To my Surprise They Return’d the Same night, without the least Intelligence. I afterwards Sent out Capt. Jno. Mercer, Captain McKenzie and 80 men to Scour the mountains towards the Alleganay, and from George’s Creek towards Martins As far as the North Branch, never touching the road in the march—They are not Returned, and I expect a Satisfactory Acct from them as soon as they do. I have orderd the Watermen to Land the flour they Bring up from Cannogochigoe at Walkers at the Mouth of Pat. Creek, where I shall be obligd to send a guard. We have no Room for it here, and we wait to hear from you before we build any more Storehouses. If we build on Pattersons Creek, It is conveneint to have it there.
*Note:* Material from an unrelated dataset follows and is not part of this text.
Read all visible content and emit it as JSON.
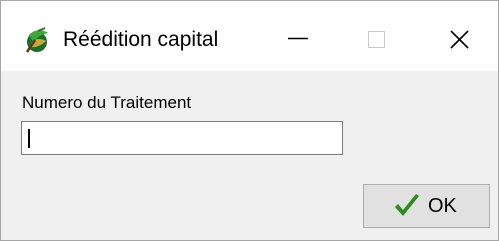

We want a Store house for the Quarter Mr.
A very Rich affair has Happen’d latley—I indulged Mr Roe in Carpenters and Nails planks &c. to build a house, and now it is finished, he has sold it to Buckner for £20.4
And I hear it Whisperd that They design to have a Chemny put to One of the Storehouses within the Fort for him to live in, which I will take Care to prevent untill I hear from you.
I have given up nothing hitherto.5 The Report of the Redoubt Regard is made to me daily, where all the prisoners of the Regmt Are; I send out what parties I think proper, and do with the Regmt wtout Contrac⟨t.⟩ You will see what they are about in pennsylvania by Trent’s Letter. There is a Recruit of Captain Bronaugh’s, and One of Lt. Blag’s, who were both Cloathd, and brought up here, and beig judged Useless and discharg’d, The Cloath therefore, and charge of bringing Up are a dead weight. I long to hear from You, and am with Respect Sir, Your most Obet huble Servt
1. Stephen was in Williamsburg in Oct. 1755.
2. See enclosure.
3. On 31 Jan. 1756 Stephen listed as deserters since 24 Jan. Samuel Packwood of Charles Lewis’s company and Phill Bodmore of Robert Stewart’s troop.
4. John Walker’s plantation was on the Potomac River 25 miles from Pearsal’s and 8 miles from Fort Cumberland. Mr. Roe was probably Lieutenant Roe of Capt. John Dagworthy’s Maryland company at Fort Cumberland.
5. Undoubtedly GW discussed with Stephen when they were together in Winchester in early January what Stephen should do to maintain his authority at the fort in the face of Dagworthy’s claims to seniority at Fort Cumberland. For evidence of this, compare Stephen to GW, 9 Dec. 1755, and GW to Dinwiddie, 14 Jan. 1756.